Dataset records
++++++++

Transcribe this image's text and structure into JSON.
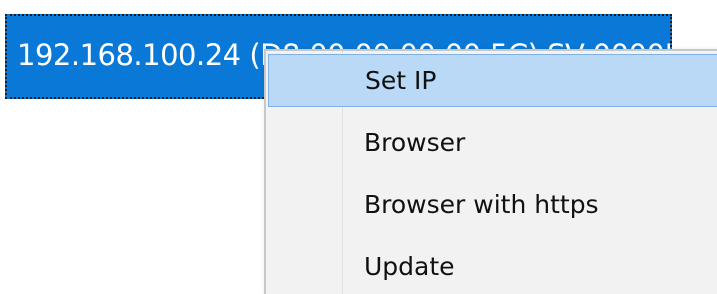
{
  "list": {
    "selected_row_text": "192.168.100.24 (D8:00:00:00:00:5C)    SV-00005C"
  },
  "context_menu": {
    "items": [
      {
        "label": "Set IP",
        "highlighted": true
      },
      {
        "label": "Browser",
        "highlighted": false
      },
      {
        "label": "Browser with https",
        "highlighted": false
      },
      {
        "label": "Update",
        "highlighted": false
      }
    ]
  },
  "colors": {
    "selection": "#0a78d7",
    "menu_background": "#f2f2f2",
    "menu_highlight": "#b9d9f7"
  }
}
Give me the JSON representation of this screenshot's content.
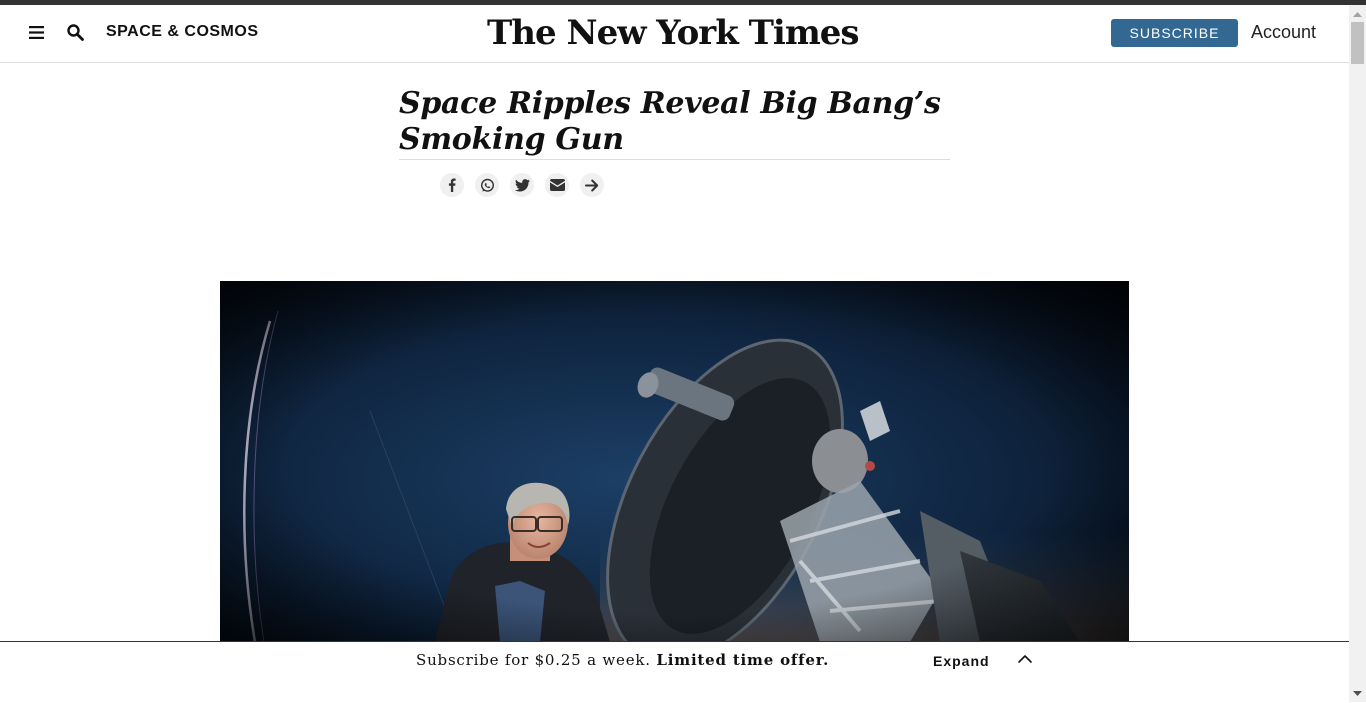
{
  "header": {
    "section_label": "SPACE & COSMOS",
    "logo_text": "The New York Times",
    "subscribe_label": "SUBSCRIBE",
    "account_label": "Account"
  },
  "article": {
    "headline": "Space Ripples Reveal Big Bang’s Smoking Gun",
    "share_buttons": [
      {
        "icon": "facebook-icon"
      },
      {
        "icon": "whatsapp-icon"
      },
      {
        "icon": "twitter-icon"
      },
      {
        "icon": "email-icon"
      },
      {
        "icon": "share-arrow-icon"
      }
    ]
  },
  "subscribe_bar": {
    "offer_prefix": "Subscribe for $0.25 a week. ",
    "offer_strong": "Limited time offer.",
    "expand_label": "Expand"
  },
  "colors": {
    "subscribe_button": "#326891",
    "text": "#111111",
    "top_line": "#333333"
  }
}
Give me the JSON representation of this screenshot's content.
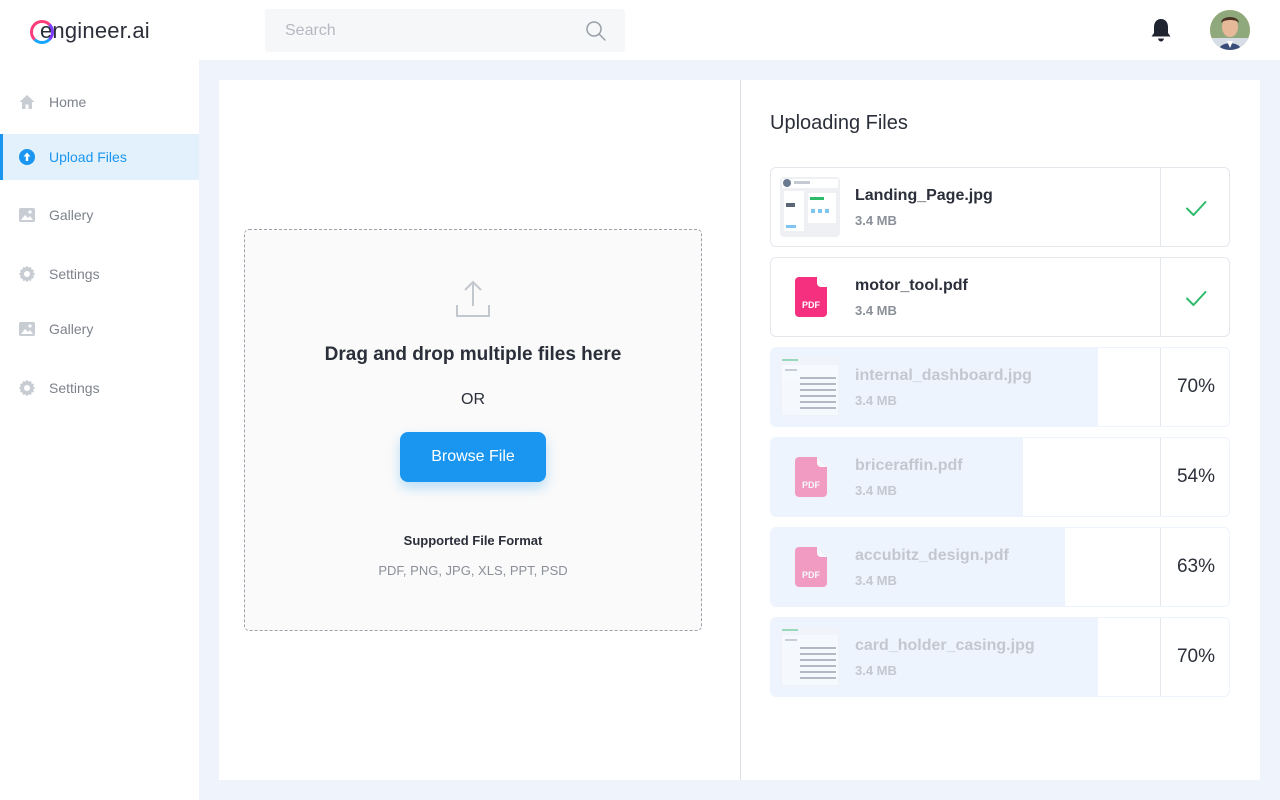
{
  "app": {
    "logo_text": "engineer.ai"
  },
  "header": {
    "search_placeholder": "Search"
  },
  "sidebar": {
    "items": [
      {
        "label": "Home",
        "icon": "home-icon",
        "active": false
      },
      {
        "label": "Upload Files",
        "icon": "upload-icon",
        "active": true
      },
      {
        "label": "Gallery",
        "icon": "gallery-icon",
        "active": false
      },
      {
        "label": "Settings",
        "icon": "gear-icon",
        "active": false
      },
      {
        "label": "Gallery",
        "icon": "gallery-icon",
        "active": false
      },
      {
        "label": "Settings",
        "icon": "gear-icon",
        "active": false
      }
    ]
  },
  "dropzone": {
    "title": "Drag and drop multiple files here",
    "or": "OR",
    "browse_label": "Browse File",
    "formats_title": "Supported File Format",
    "formats_list": "PDF, PNG, JPG, XLS, PPT, PSD"
  },
  "uploads": {
    "title": "Uploading Files",
    "files": [
      {
        "name": "Landing_Page.jpg",
        "size": "3.4 MB",
        "type": "jpg",
        "status": "done"
      },
      {
        "name": "motor_tool.pdf",
        "size": "3.4 MB",
        "type": "pdf",
        "status": "done"
      },
      {
        "name": "internal_dashboard.jpg",
        "size": "3.4 MB",
        "type": "jpg",
        "status": "uploading",
        "progress": 70,
        "progress_label": "70%"
      },
      {
        "name": "briceraffin.pdf",
        "size": "3.4 MB",
        "type": "pdf",
        "status": "uploading",
        "progress": 54,
        "progress_label": "54%"
      },
      {
        "name": "accubitz_design.pdf",
        "size": "3.4 MB",
        "type": "pdf",
        "status": "uploading",
        "progress": 63,
        "progress_label": "63%"
      },
      {
        "name": "card_holder_casing.jpg",
        "size": "3.4 MB",
        "type": "jpg",
        "status": "uploading",
        "progress": 70,
        "progress_label": "70%"
      }
    ],
    "pdf_badge": "PDF"
  },
  "colors": {
    "accent": "#1a96f0",
    "success": "#2dbb6a",
    "pdf": "#f5317f"
  }
}
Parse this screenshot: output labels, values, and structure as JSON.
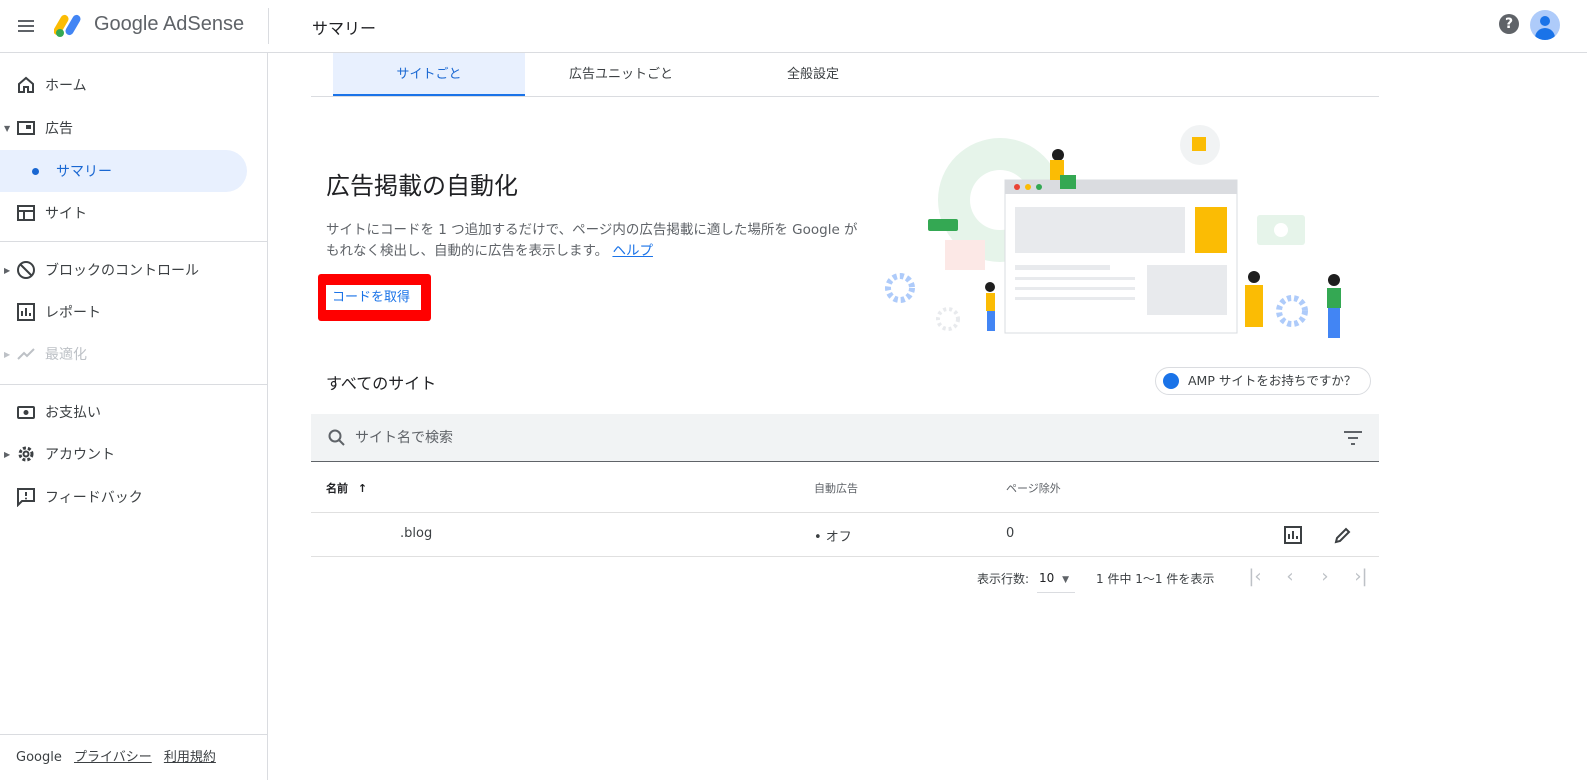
{
  "header": {
    "brand": "Google AdSense",
    "page_title": "サマリー",
    "help": "?"
  },
  "sidebar": {
    "items": [
      {
        "label": "ホーム",
        "icon": "home-icon"
      },
      {
        "label": "広告",
        "icon": "ads-icon"
      },
      {
        "label": "サマリー",
        "icon": "dot"
      },
      {
        "label": "サイト",
        "icon": "site-icon"
      },
      {
        "label": "ブロックのコントロール",
        "icon": "block-icon"
      },
      {
        "label": "レポート",
        "icon": "report-icon"
      },
      {
        "label": "最適化",
        "icon": "optimize-icon"
      },
      {
        "label": "お支払い",
        "icon": "payment-icon"
      },
      {
        "label": "アカウント",
        "icon": "gear-icon"
      },
      {
        "label": "フィードバック",
        "icon": "feedback-icon"
      }
    ],
    "footer": {
      "google": "Google",
      "privacy": "プライバシー",
      "terms": "利用規約"
    }
  },
  "tabs": [
    {
      "label": "サイトごと",
      "active": true
    },
    {
      "label": "広告ユニットごと",
      "active": false
    },
    {
      "label": "全般設定",
      "active": false
    }
  ],
  "hero": {
    "title": "広告掲載の自動化",
    "description": "サイトにコードを 1 つ追加するだけで、ページ内の広告掲載に適した場所を Google がもれなく検出し、自動的に広告を表示します。",
    "help_link": "ヘルプ",
    "get_code": "コードを取得"
  },
  "sites": {
    "title": "すべてのサイト",
    "amp_chip": "AMP サイトをお持ちですか？",
    "search_placeholder": "サイト名で検索",
    "columns": {
      "name": "名前",
      "sort": "↑",
      "auto_ads": "自動広告",
      "page_exclusions": "ページ除外"
    },
    "rows": [
      {
        "name": ".blog",
        "auto_ads": "• オフ",
        "page_exclusions": "0"
      }
    ],
    "pager": {
      "rows_label": "表示行数:",
      "rows_value": "10",
      "range": "1 件中 1～1 件を表示"
    }
  },
  "colors": {
    "accent": "#1a73e8",
    "highlight": "#ff0000",
    "active_bg": "#e8f0fe"
  }
}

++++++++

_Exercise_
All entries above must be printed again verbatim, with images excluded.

_Exercise result_
Transcribe this image's text and structure into JSON.
{
  "list": {
    "selected_row_text": "192.168.100.24 (D8:00:00:00:00:5C)    SV-00005C"
  },
  "context_menu": {
    "items": [
      {
        "label": "Set IP",
        "highlighted": true
      },
      {
        "label": "Browser",
        "highlighted": false
      },
      {
        "label": "Browser with https",
        "highlighted": false
      },
      {
        "label": "Update",
        "highlighted": false
      }
    ]
  },
  "colors": {
    "selection": "#0a78d7",
    "menu_background": "#f2f2f2",
    "menu_highlight": "#b9d9f7"
  }
}
Give me the JSON representation of this screenshot's content.
{
  "header": {
    "section_label": "SPACE & COSMOS",
    "logo_text": "The New York Times",
    "subscribe_label": "SUBSCRIBE",
    "account_label": "Account"
  },
  "article": {
    "headline": "Space Ripples Reveal Big Bang’s Smoking Gun",
    "share_buttons": [
      {
        "icon": "facebook-icon"
      },
      {
        "icon": "whatsapp-icon"
      },
      {
        "icon": "twitter-icon"
      },
      {
        "icon": "email-icon"
      },
      {
        "icon": "share-arrow-icon"
      }
    ]
  },
  "subscribe_bar": {
    "offer_prefix": "Subscribe for $0.25 a week. ",
    "offer_strong": "Limited time offer.",
    "expand_label": "Expand"
  },
  "colors": {
    "subscribe_button": "#326891",
    "text": "#111111",
    "top_line": "#333333"
  }
}
Give me the JSON representation of this screenshot's content.
{
  "app": {
    "logo_text": "engineer.ai"
  },
  "header": {
    "search_placeholder": "Search"
  },
  "sidebar": {
    "items": [
      {
        "label": "Home",
        "icon": "home-icon",
        "active": false
      },
      {
        "label": "Upload Files",
        "icon": "upload-icon",
        "active": true
      },
      {
        "label": "Gallery",
        "icon": "gallery-icon",
        "active": false
      },
      {
        "label": "Settings",
        "icon": "gear-icon",
        "active": false
      },
      {
        "label": "Gallery",
        "icon": "gallery-icon",
        "active": false
      },
      {
        "label": "Settings",
        "icon": "gear-icon",
        "active": false
      }
    ]
  },
  "dropzone": {
    "title": "Drag and drop multiple files here",
    "or": "OR",
    "browse_label": "Browse File",
    "formats_title": "Supported File Format",
    "formats_list": "PDF, PNG, JPG, XLS, PPT, PSD"
  },
  "uploads": {
    "title": "Uploading Files",
    "files": [
      {
        "name": "Landing_Page.jpg",
        "size": "3.4 MB",
        "type": "jpg",
        "status": "done"
      },
      {
        "name": "motor_tool.pdf",
        "size": "3.4 MB",
        "type": "pdf",
        "status": "done"
      },
      {
        "name": "internal_dashboard.jpg",
        "size": "3.4 MB",
        "type": "jpg",
        "status": "uploading",
        "progress": 70,
        "progress_label": "70%"
      },
      {
        "name": "briceraffin.pdf",
        "size": "3.4 MB",
        "type": "pdf",
        "status": "uploading",
        "progress": 54,
        "progress_label": "54%"
      },
      {
        "name": "accubitz_design.pdf",
        "size": "3.4 MB",
        "type": "pdf",
        "status": "uploading",
        "progress": 63,
        "progress_label": "63%"
      },
      {
        "name": "card_holder_casing.jpg",
        "size": "3.4 MB",
        "type": "jpg",
        "status": "uploading",
        "progress": 70,
        "progress_label": "70%"
      }
    ],
    "pdf_badge": "PDF"
  },
  "colors": {
    "accent": "#1a96f0",
    "success": "#2dbb6a",
    "pdf": "#f5317f"
  }
}
Parse this screenshot: output labels, values, and structure as JSON.
{
  "header": {
    "brand": "Google AdSense",
    "page_title": "サマリー",
    "help": "?"
  },
  "sidebar": {
    "items": [
      {
        "label": "ホーム",
        "icon": "home-icon"
      },
      {
        "label": "広告",
        "icon": "ads-icon"
      },
      {
        "label": "サマリー",
        "icon": "dot"
      },
      {
        "label": "サイト",
        "icon": "site-icon"
      },
      {
        "label": "ブロックのコントロール",
        "icon": "block-icon"
      },
      {
        "label": "レポート",
        "icon": "report-icon"
      },
      {
        "label": "最適化",
        "icon": "optimize-icon"
      },
      {
        "label": "お支払い",
        "icon": "payment-icon"
      },
      {
        "label": "アカウント",
        "icon": "gear-icon"
      },
      {
        "label": "フィードバック",
        "icon": "feedback-icon"
      }
    ],
    "footer": {
      "google": "Google",
      "privacy": "プライバシー",
      "terms": "利用規約"
    }
  },
  "tabs": [
    {
      "label": "サイトごと",
      "active": true
    },
    {
      "label": "広告ユニットごと",
      "active": false
    },
    {
      "label": "全般設定",
      "active": false
    }
  ],
  "hero": {
    "title": "広告掲載の自動化",
    "description": "サイトにコードを 1 つ追加するだけで、ページ内の広告掲載に適した場所を Google がもれなく検出し、自動的に広告を表示します。",
    "help_link": "ヘルプ",
    "get_code": "コードを取得"
  },
  "sites": {
    "title": "すべてのサイト",
    "amp_chip": "AMP サイトをお持ちですか？",
    "search_placeholder": "サイト名で検索",
    "columns": {
      "name": "名前",
      "sort": "↑",
      "auto_ads": "自動広告",
      "page_exclusions": "ページ除外"
    },
    "rows": [
      {
        "name": ".blog",
        "auto_ads": "• オフ",
        "page_exclusions": "0"
      }
    ],
    "pager": {
      "rows_label": "表示行数:",
      "rows_value": "10",
      "range": "1 件中 1～1 件を表示"
    }
  },
  "colors": {
    "accent": "#1a73e8",
    "highlight": "#ff0000",
    "active_bg": "#e8f0fe"
  }
}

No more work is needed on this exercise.